[Component data from apps and pages]
^^^^^^^^^^^^^^^^

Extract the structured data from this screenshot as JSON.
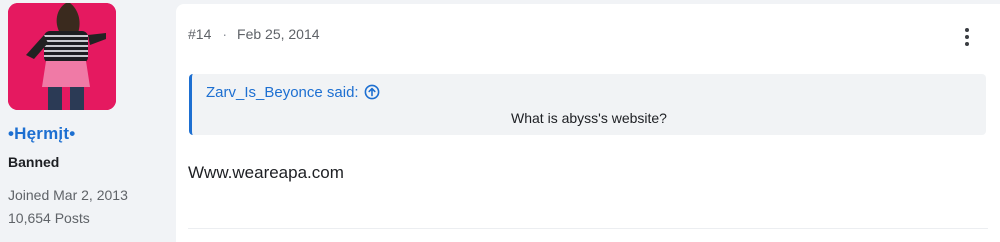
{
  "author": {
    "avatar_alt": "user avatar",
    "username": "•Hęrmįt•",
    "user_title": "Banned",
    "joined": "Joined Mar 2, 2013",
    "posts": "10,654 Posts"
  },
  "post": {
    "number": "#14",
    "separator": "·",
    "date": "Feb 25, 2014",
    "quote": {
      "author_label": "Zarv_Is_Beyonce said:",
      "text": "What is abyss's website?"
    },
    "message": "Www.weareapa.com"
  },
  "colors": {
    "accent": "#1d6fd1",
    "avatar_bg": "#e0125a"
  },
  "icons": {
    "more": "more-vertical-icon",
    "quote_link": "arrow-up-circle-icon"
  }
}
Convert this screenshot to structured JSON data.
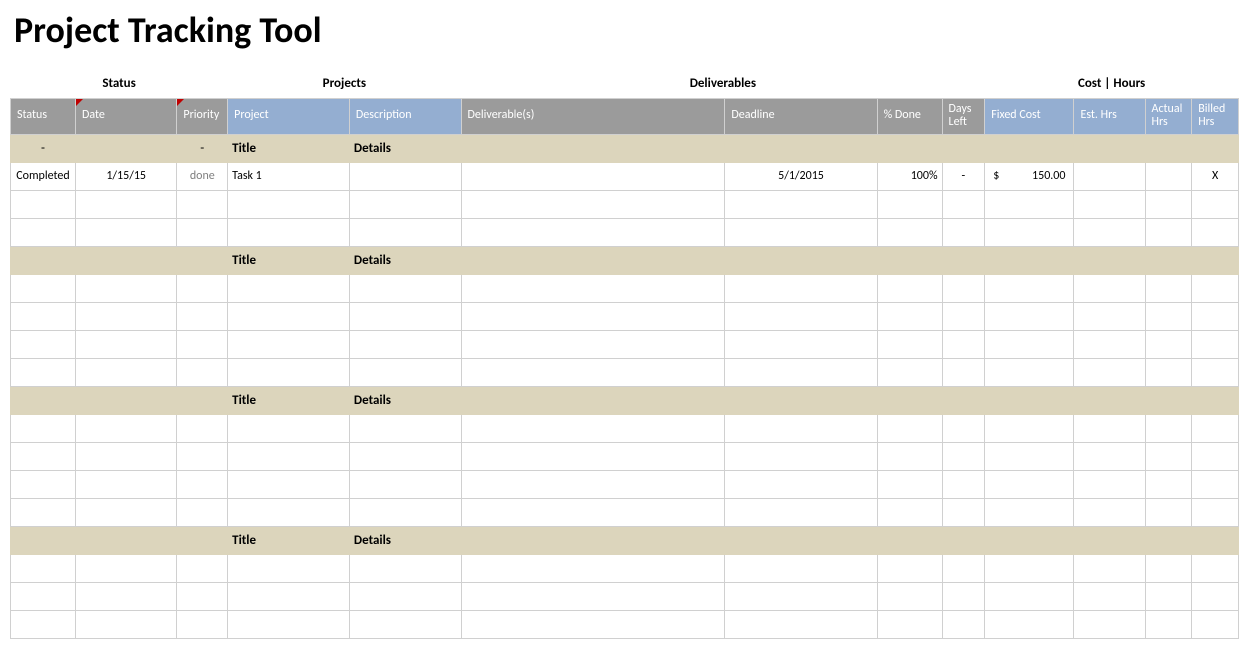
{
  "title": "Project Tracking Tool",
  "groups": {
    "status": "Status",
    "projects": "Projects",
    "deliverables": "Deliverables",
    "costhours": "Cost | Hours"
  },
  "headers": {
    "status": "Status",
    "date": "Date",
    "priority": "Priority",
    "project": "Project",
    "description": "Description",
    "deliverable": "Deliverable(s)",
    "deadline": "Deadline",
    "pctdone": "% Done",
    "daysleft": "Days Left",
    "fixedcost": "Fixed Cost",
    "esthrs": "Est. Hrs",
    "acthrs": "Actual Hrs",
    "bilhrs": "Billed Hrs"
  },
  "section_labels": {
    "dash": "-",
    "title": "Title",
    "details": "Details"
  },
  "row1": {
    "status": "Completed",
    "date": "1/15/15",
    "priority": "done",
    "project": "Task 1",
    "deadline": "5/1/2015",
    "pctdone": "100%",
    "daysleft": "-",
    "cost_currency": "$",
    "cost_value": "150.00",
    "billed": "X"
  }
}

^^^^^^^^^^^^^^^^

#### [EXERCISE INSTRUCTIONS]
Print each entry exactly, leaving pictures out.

#### [TASK OUTPUT]
Extract the structured data from this screenshot as JSON.
{
  "author": {
    "avatar_alt": "user avatar",
    "username": "•Hęrmįt•",
    "user_title": "Banned",
    "joined": "Joined Mar 2, 2013",
    "posts": "10,654 Posts"
  },
  "post": {
    "number": "#14",
    "separator": "·",
    "date": "Feb 25, 2014",
    "quote": {
      "author_label": "Zarv_Is_Beyonce said:",
      "text": "What is abyss's website?"
    },
    "message": "Www.weareapa.com"
  },
  "colors": {
    "accent": "#1d6fd1",
    "avatar_bg": "#e0125a"
  },
  "icons": {
    "more": "more-vertical-icon",
    "quote_link": "arrow-up-circle-icon"
  }
}
Convert this screenshot to structured JSON data.
{
  "title": "Project Tracking Tool",
  "groups": {
    "status": "Status",
    "projects": "Projects",
    "deliverables": "Deliverables",
    "costhours": "Cost | Hours"
  },
  "headers": {
    "status": "Status",
    "date": "Date",
    "priority": "Priority",
    "project": "Project",
    "description": "Description",
    "deliverable": "Deliverable(s)",
    "deadline": "Deadline",
    "pctdone": "% Done",
    "daysleft": "Days Left",
    "fixedcost": "Fixed Cost",
    "esthrs": "Est. Hrs",
    "acthrs": "Actual Hrs",
    "bilhrs": "Billed Hrs"
  },
  "section_labels": {
    "dash": "-",
    "title": "Title",
    "details": "Details"
  },
  "row1": {
    "status": "Completed",
    "date": "1/15/15",
    "priority": "done",
    "project": "Task 1",
    "deadline": "5/1/2015",
    "pctdone": "100%",
    "daysleft": "-",
    "cost_currency": "$",
    "cost_value": "150.00",
    "billed": "X"
  }
}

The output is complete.